In my last article, we looked at how to use “in,” “on,” and “at” when describing time... This time, we'll follow the same principle when using them to describe locations.
If you can remember this order, “IN, ON, AT”... then you can remember this general rule for how to describe places:
See again how “IN, ON, AT” progress from general to...
Have you ever asked a co-worker to join you “on 3:00” for a meeting?
Perhaps you mentioned to someone that your birthday was “at Friday.”
Though you may not have realized it, you were using these prepositions of time incorrectly!
In trying to grasp a larger vocabulary, a student of English may start to overlook the small connecting words that bind language together, but these prepositional words have a great impact on others’ perception of your mastery of the language. Using them incorrectly could cause confusion with co-workers or make you feel insecure in your speech.
If you can remember this order, “IN, ON, AT”… then you can remember this general rule for how to describe points in time:
See how “IN, ON, AT” progress from general to specific as you read their descriptions:

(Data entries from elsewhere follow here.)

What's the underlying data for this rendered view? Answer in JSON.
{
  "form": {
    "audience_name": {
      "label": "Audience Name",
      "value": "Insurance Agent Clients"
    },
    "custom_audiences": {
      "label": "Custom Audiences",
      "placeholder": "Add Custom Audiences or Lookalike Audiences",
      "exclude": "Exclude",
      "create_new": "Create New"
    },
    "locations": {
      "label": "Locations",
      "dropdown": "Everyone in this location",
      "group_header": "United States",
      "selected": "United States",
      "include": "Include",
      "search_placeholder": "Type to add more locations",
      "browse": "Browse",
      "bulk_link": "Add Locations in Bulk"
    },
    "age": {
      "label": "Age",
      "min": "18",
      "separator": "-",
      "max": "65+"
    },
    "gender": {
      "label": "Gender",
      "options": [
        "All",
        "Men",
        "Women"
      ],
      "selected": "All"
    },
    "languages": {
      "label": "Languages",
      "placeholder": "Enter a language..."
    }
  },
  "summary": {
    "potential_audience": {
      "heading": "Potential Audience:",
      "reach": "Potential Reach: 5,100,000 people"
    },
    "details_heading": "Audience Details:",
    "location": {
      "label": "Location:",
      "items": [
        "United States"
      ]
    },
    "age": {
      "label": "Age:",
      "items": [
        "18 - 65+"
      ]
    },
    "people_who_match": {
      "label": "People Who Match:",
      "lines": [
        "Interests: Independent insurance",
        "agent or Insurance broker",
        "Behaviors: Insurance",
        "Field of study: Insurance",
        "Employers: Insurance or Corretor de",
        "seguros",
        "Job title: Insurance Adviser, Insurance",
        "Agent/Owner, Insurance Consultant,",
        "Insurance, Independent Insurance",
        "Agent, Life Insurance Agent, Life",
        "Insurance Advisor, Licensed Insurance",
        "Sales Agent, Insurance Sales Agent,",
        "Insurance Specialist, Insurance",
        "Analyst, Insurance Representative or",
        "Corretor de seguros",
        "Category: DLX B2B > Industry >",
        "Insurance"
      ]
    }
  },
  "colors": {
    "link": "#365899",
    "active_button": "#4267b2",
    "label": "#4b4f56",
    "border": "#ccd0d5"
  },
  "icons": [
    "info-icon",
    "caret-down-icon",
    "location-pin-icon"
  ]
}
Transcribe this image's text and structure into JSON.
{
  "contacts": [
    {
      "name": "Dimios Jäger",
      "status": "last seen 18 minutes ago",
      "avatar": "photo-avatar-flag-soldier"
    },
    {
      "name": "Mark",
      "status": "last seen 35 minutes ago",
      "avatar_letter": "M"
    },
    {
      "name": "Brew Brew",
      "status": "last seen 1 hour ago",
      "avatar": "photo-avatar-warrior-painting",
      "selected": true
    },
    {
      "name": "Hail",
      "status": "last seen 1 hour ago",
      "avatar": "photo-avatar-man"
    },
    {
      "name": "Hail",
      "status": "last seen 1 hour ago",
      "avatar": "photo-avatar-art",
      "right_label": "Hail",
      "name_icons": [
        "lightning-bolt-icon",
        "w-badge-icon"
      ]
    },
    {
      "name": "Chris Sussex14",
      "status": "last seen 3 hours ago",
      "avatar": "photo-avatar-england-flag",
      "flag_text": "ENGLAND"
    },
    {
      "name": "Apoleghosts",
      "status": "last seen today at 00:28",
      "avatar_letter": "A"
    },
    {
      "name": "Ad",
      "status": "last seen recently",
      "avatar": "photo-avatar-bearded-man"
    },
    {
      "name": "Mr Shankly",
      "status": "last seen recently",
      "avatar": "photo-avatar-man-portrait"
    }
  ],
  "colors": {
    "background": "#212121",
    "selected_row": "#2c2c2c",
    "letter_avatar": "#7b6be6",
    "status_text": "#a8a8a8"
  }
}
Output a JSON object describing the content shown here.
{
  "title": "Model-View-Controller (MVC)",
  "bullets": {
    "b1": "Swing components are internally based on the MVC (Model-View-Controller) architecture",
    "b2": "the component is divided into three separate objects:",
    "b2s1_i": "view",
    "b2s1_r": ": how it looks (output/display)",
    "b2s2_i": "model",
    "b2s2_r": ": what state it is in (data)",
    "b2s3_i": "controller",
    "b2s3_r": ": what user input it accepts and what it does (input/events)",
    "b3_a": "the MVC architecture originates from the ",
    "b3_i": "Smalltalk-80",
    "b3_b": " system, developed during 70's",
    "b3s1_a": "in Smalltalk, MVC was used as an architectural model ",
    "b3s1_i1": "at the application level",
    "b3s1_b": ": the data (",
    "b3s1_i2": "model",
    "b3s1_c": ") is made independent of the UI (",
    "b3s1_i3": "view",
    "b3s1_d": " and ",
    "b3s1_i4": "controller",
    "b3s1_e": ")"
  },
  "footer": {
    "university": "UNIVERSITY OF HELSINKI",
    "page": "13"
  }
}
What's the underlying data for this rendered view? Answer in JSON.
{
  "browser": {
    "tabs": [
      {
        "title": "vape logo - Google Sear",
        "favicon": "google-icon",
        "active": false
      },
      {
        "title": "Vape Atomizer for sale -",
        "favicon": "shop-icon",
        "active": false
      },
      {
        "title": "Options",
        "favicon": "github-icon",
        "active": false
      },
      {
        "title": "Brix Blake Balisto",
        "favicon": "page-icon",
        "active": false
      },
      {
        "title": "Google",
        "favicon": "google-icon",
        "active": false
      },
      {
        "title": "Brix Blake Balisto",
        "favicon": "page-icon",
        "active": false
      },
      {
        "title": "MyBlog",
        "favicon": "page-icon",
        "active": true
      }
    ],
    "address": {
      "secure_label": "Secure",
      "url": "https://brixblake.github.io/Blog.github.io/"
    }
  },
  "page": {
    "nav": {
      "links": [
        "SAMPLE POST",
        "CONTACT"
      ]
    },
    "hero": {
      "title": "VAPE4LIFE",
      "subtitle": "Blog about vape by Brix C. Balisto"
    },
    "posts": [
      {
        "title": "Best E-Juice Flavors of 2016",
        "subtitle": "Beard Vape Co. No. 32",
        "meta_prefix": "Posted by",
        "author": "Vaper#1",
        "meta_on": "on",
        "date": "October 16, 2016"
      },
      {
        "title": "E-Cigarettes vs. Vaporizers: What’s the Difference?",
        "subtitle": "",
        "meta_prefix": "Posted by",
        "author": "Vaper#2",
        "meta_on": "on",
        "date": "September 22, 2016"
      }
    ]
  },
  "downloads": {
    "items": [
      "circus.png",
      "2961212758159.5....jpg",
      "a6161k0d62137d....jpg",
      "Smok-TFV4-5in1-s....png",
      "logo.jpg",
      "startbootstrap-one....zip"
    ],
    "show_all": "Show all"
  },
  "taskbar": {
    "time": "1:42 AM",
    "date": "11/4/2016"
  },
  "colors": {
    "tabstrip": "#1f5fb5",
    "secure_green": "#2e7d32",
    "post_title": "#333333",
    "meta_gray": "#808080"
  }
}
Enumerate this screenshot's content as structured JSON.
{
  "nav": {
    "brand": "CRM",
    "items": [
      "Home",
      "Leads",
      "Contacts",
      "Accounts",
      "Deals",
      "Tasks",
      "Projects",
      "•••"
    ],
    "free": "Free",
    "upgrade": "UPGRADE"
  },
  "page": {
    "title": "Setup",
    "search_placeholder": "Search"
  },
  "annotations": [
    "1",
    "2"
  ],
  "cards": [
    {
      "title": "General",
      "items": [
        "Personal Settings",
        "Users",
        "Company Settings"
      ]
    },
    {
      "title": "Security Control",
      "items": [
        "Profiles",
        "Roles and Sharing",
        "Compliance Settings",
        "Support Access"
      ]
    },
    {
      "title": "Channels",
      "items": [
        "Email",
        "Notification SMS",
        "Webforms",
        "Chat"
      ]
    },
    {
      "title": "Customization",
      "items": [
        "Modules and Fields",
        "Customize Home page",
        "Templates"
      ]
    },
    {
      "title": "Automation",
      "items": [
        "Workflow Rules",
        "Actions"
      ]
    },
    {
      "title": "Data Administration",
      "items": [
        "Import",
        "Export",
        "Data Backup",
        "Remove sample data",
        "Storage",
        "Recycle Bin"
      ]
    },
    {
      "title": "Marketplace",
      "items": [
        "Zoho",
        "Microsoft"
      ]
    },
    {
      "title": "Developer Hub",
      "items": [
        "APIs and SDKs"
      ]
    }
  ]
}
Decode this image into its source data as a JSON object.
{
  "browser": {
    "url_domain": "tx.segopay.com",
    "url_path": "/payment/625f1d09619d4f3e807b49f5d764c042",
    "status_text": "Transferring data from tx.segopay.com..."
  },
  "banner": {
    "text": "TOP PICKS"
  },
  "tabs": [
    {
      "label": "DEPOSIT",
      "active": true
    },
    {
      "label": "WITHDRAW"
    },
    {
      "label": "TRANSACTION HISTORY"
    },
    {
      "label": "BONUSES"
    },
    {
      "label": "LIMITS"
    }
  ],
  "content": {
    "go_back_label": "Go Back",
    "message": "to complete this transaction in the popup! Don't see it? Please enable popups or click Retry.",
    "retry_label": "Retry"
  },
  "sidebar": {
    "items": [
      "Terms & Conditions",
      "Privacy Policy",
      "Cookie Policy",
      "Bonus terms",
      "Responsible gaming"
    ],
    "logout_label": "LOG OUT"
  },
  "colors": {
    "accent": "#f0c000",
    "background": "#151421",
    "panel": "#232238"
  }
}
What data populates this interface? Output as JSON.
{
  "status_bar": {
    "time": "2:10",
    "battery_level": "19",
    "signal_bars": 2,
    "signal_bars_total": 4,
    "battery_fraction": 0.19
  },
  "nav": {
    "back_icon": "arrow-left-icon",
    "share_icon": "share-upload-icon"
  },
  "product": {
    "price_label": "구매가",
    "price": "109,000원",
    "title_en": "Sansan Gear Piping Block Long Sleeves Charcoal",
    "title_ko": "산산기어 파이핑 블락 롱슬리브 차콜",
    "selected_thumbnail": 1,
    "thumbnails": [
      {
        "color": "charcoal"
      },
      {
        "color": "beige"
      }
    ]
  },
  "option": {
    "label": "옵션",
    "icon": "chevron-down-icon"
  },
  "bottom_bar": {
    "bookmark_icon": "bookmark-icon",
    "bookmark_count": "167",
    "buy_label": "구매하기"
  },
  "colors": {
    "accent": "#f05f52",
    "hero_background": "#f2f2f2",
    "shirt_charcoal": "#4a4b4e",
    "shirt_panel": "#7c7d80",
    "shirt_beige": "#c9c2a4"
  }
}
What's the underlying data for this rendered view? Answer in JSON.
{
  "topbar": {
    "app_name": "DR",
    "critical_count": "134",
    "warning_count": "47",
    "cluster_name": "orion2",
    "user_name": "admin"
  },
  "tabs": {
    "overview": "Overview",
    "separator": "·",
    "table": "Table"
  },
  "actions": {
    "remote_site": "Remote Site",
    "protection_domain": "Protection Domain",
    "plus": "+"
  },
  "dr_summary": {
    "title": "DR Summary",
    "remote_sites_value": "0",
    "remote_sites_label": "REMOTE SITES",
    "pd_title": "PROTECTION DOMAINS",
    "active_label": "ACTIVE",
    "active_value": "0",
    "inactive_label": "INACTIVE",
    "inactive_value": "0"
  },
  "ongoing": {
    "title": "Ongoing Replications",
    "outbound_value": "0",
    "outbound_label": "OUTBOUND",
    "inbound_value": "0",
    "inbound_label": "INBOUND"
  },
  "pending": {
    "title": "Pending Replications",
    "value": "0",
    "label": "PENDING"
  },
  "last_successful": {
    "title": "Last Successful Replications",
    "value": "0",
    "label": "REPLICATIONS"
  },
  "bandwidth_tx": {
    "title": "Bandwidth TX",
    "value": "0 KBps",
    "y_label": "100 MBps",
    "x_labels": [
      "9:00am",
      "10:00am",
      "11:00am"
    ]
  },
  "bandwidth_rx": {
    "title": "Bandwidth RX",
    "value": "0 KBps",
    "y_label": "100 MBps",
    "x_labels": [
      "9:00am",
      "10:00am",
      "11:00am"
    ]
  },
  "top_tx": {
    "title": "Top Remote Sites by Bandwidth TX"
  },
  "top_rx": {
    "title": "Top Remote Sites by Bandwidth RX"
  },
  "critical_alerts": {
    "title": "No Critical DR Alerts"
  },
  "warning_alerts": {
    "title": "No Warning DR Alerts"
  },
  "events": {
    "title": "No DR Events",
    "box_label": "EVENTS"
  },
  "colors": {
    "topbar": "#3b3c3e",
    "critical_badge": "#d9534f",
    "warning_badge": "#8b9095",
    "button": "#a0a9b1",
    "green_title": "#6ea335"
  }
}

At the beginning of this article, the correct usage would mean the...